It was invented by a team at Penn State University and described in a paper published in the Proceedings of the National Academy of Sciences on Monday.
The device, jointly developed by Pak Kin Wong, Professor of Biomedical Engineering and Mechanical Engineering, uses microtechnology to capture single bacterial cells that can then be viewed under an electronic microscope.
This approach allows physicians to determine in 30 minutes whether the bacterium is present and whether it is susceptible to drug treatment, as opposed to three to five days currently being performed in the laboratory.
“We currently prescribe antibiotics even when there is no bacteria present,” Wong told AFP.
“That is over prescription. That is one of things we tried to express. Can we quickly determine the existence of bacterial infection?”
The researchers’ paper said that in addition to being able to detect whether bacteria is present, the device can begin to classify the type by determining whether the cells are spherical, rod-shaped, or spiral.
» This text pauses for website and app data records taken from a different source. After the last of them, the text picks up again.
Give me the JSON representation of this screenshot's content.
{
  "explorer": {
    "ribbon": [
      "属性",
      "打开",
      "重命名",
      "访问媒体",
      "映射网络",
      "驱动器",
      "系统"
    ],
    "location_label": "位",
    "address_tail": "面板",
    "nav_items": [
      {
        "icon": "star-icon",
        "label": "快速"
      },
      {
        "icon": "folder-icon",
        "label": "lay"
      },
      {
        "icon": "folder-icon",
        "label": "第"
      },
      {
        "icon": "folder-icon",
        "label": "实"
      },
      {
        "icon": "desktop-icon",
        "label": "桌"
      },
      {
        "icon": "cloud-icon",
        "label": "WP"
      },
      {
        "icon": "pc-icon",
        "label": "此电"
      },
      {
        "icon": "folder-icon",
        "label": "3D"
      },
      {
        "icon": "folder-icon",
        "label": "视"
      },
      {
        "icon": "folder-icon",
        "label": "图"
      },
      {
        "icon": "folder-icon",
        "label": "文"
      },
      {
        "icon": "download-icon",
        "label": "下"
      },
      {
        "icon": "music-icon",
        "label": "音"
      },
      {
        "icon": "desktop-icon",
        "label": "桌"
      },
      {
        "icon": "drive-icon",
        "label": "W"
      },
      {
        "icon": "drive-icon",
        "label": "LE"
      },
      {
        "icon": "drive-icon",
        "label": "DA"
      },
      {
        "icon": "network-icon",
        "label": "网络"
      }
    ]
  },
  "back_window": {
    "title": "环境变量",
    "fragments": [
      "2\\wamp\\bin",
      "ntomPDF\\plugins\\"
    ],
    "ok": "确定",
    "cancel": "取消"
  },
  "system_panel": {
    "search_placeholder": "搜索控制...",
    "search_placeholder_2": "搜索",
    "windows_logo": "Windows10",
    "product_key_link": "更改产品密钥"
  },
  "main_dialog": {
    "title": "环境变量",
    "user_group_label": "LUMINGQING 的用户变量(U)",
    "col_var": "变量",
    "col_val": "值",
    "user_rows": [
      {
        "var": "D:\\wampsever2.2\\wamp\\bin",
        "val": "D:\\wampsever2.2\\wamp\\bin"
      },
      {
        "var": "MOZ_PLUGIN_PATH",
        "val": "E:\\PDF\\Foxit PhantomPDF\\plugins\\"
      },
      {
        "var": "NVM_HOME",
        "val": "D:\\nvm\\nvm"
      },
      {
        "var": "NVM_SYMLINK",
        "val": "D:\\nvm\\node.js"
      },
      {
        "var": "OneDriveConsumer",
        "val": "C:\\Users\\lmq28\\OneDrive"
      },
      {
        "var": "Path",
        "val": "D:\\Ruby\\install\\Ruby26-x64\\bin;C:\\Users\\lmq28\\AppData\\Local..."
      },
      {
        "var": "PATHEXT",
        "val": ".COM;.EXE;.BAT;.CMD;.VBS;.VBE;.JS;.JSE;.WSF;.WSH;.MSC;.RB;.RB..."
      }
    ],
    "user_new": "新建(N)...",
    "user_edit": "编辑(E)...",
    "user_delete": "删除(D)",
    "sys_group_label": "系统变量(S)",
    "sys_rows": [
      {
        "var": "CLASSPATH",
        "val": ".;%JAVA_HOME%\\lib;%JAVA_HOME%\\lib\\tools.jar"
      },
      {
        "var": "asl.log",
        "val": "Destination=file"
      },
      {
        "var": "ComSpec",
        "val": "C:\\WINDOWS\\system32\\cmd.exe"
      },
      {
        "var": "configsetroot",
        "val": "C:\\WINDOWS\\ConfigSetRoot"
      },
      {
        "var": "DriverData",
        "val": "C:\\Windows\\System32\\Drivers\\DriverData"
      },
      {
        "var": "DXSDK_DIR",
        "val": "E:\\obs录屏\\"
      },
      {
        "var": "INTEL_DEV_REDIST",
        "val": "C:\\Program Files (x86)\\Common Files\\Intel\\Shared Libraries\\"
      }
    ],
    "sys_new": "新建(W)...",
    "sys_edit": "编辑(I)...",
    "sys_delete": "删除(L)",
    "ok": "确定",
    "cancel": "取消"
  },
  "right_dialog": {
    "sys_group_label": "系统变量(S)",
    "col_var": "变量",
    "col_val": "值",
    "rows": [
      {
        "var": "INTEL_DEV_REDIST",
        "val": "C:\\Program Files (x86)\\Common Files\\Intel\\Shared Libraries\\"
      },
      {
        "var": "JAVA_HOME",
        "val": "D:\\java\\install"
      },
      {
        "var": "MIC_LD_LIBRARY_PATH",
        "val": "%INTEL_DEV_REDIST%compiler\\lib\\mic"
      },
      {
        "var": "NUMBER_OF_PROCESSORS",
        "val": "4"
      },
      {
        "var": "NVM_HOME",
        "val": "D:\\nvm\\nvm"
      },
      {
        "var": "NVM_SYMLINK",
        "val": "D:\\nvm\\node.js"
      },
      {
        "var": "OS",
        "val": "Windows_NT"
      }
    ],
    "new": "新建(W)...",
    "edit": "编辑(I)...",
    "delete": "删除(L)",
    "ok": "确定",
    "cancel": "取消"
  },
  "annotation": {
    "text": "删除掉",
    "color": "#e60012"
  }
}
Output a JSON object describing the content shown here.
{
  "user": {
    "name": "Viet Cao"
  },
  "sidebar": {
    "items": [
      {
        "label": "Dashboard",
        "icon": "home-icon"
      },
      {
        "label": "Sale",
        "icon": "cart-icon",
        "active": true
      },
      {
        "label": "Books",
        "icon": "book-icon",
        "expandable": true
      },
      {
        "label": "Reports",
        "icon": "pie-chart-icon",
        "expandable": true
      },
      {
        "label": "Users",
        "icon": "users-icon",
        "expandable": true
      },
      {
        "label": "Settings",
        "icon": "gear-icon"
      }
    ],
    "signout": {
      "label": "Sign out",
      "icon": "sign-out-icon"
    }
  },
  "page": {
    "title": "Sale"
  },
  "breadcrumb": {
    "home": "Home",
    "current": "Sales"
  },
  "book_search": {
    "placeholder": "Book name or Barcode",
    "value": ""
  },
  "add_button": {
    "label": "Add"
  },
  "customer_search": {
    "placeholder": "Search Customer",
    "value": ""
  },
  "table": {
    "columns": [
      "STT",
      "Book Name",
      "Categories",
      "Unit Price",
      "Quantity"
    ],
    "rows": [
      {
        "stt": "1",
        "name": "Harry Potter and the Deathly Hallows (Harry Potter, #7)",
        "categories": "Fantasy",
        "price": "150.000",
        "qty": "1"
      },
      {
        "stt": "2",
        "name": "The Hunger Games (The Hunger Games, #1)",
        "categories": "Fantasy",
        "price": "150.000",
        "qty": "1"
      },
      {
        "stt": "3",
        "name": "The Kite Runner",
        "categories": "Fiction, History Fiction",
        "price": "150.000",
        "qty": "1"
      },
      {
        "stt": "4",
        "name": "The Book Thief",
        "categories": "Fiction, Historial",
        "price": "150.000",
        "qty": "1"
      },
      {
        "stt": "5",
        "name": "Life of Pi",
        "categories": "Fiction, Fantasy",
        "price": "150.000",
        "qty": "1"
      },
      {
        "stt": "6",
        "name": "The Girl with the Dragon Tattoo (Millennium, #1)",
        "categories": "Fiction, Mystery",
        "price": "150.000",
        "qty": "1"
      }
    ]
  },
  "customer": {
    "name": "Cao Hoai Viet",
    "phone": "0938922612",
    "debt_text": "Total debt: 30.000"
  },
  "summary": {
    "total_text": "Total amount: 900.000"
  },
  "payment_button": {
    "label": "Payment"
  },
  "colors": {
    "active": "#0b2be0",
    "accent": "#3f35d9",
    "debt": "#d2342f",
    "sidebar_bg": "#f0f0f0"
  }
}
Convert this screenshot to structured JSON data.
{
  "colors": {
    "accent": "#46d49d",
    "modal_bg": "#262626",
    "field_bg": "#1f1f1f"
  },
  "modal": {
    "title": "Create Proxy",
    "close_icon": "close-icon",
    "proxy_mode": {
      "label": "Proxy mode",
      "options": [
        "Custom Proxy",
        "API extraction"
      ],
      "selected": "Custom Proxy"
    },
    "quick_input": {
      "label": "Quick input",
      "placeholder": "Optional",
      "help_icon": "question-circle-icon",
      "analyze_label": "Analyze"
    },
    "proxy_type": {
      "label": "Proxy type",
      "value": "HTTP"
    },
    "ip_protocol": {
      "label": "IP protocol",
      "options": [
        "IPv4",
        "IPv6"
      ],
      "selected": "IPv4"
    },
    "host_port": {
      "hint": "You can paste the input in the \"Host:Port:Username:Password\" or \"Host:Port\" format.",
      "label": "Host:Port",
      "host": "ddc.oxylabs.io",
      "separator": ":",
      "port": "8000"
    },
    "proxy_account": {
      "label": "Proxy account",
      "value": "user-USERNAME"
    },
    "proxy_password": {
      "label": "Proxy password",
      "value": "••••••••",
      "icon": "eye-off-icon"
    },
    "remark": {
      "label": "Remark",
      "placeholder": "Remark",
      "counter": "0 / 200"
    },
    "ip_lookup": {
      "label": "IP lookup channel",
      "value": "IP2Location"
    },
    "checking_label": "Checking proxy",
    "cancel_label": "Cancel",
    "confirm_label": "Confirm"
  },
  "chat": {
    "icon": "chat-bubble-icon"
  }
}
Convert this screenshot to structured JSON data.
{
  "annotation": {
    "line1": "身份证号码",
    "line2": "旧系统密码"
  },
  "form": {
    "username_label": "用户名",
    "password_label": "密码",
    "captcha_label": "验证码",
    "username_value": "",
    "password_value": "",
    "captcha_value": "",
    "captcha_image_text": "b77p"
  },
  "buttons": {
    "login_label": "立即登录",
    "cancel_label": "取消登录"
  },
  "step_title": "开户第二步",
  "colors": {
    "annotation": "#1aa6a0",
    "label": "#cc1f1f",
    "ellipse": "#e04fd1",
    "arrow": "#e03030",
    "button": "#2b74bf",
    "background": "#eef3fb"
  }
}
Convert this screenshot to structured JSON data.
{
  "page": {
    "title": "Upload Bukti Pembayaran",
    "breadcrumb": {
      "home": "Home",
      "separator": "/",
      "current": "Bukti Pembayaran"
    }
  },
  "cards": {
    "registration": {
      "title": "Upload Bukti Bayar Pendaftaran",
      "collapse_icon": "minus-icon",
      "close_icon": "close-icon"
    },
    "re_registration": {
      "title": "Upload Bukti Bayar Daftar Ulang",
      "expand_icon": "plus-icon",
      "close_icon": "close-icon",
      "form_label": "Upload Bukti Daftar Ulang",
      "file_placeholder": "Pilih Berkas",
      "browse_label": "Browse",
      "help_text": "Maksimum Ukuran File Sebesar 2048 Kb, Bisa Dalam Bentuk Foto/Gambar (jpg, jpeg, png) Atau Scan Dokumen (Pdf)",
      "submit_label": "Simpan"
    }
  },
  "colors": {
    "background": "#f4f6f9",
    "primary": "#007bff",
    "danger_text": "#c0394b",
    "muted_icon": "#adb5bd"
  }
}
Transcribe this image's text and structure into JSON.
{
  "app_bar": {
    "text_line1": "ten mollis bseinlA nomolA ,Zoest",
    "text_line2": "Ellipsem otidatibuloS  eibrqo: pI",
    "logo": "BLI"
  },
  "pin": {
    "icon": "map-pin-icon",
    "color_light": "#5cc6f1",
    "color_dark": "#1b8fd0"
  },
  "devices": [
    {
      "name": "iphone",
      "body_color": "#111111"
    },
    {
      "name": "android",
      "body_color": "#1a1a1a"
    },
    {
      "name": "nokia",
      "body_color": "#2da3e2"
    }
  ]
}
“This device determines the existence, but not the type of bacteria,” Wong said. “What we’re working on is a complementary molecular approach such that we can ID the species.”
After the bacteria are found, the sample is exposed to antibiotics to determine if the strain is resistant. In this case, the antibiotic procedure would prove ineffective.
“Urinary tract infections are the most common bacterial infection,” Wong said.
“However, more than 75 percent of urine samples sent to the clinical microbiology laboratory are negative, and rapid rejection or confirmation of the presence of bacteria at a clinically relevant concentration will dramatically increase patient care.”
He added that the team had applied for a provisional patent and could bring their device, which they hope to scale down in size so that it can be used in hospitals and doctors’ offices, to market in three years’ time.